Thu Jun 07 22:18:00 CDT 2018

Consensus Actual Previous Revised
Level [$] $32.3B $24.9B $28.78B $28.4B
Exports-Y/Y [$] 10.5% 12.6% 12.9% 12.7%
Imports-Y/Y [$] 17.3% 26.0% 21.5%
Level [Yuan] ¥156.51B ¥182.8B ¥180.3B
Exports-Y/Y [Yuan] 3.2% 3.7% 3.5%
Imports-Y/Y [Yuan] 15.6% 11.6%

China's trade surplus in US dollar terms narrowed from a revised surplus of $28.4 billion in April to $24.9 billion in May, well below the consensus forecast for a surplus of $32.3. In year-to-date terms, China's trade surplus is $99.7 billion in May, down almost 30 percent compared with the surplus reported for the same period in 2017.

Although China's overall trade surplus is lower year-to-date than last year, its bilateral surplus with the United States remains above levels seen last year. China's trade surplus with the United States was $24.58 billion in May and $105.1 billion year-to-date, up 13.1 percent from the same period last year. China also has a sizeable trade surplus with the European Union of $45.7 billion year-to-date, offset by trade deficits with most other major trading partners.

Exports rose 12.6 percent on the year in May, down from 12.97 percent in April, but above the consensus forecast of 10.5 percent. Seasonally-adjusted exports fell 2.7 percent on the month in April after surging 27.2 percent in April.

In bilateral terms, China's exports to the United States rose 11.6 percent on the year in May, up from 9.7 percent in April, with year-on-year growth in exports to Japan increasing from 9.5 percent to 10.1 percent. Exports to the European Union rose 8.5 percent on the year after advancing 11.0 percent previously.

Imports strengthened in May, up 26.0 percent on the year after advancing 21.5 percent in April, above the consensus forecast of 17.3 percent.
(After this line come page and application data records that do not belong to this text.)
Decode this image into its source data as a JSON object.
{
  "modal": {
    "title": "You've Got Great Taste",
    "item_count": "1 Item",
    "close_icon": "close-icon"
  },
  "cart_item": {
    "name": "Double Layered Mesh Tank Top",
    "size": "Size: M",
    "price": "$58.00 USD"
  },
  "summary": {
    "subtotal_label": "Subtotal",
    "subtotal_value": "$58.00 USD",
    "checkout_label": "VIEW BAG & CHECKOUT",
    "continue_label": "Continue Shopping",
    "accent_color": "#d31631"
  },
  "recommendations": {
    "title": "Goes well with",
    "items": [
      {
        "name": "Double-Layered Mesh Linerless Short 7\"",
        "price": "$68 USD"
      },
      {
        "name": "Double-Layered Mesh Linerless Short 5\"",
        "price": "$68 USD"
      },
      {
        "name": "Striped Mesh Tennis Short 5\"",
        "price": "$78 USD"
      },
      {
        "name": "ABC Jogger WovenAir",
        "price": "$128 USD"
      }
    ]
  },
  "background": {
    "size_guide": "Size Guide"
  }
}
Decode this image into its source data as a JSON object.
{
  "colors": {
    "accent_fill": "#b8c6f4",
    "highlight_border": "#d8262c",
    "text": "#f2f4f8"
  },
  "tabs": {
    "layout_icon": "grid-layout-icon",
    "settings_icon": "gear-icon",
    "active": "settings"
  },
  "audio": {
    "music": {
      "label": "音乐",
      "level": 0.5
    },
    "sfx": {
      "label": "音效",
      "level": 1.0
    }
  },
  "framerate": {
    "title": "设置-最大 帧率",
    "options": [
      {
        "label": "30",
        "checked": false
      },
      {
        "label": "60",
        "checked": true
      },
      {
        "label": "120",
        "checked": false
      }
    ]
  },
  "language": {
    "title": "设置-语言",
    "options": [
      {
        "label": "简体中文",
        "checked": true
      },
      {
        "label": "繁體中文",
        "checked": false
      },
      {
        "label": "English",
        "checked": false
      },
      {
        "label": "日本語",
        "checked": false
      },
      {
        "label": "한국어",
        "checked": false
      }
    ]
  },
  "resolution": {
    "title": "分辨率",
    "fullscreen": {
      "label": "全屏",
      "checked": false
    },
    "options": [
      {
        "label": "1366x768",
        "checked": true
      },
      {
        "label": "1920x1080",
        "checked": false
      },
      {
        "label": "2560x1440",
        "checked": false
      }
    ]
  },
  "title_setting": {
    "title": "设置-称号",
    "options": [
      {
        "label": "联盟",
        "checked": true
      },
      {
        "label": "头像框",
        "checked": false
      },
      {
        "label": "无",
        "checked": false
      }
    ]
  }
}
Seasonally-adjusted imports grew 0.1 percent on the month after increasing by 5.5 percent previously.

In domestic currency terms, China's trade surplus narrowed from CNY180.3 billion in April to CNY156.5 billion in May. Exports increased by 3.3 percent on the year in May after advancing 3.5 percent in April, while year-on-year growth in imports in yuan terms picked up from 11.6 percent to 15.6 percent.

The Merchandise Trade Balance is the difference in value between imported and exported goods. Data are denominated both in U.S. dollars and renminbi. A positive number indicates a surplus meaning that more goods were exported than imported.

Changes in the level of imports and exports, along with the difference between the two (the trade balance) are a valuable gauge of economic trends here and abroad. While these trade figures can directly impact all financial markets, they also affect currency values in foreign exchange markets. However, the foreign exchange impact is muted here given that the currency is pegged to a basket of currencies and its value is determined daily by the government.

China's growth stems from its exports to the industrialized world. And in turn, global growth is dependent upon Chinese growth, especially since the financial woes of 2008.

Merchandise trade statistics are compiled and published by Customs General Administration (CGA) on a monthly basis. Preliminary estimates are available about 13 days after the reference month with details available within 25 days. Since 1980, the compilation of Customs statistics follows the concepts and definitions of the International Merchandise Trade Statistics: Concepts and Definitions. Data are released for total imports and exports in the Chinese currency and the U.S. dollar. There are five main categories each for primary and manufactured goods. Detailed information is available by category, destination country, foreign enterprises and domestic region to name a few. Geographically, the data covers the customs territory of the mainland China and excludes Hong Kong, Macao and Taiwan.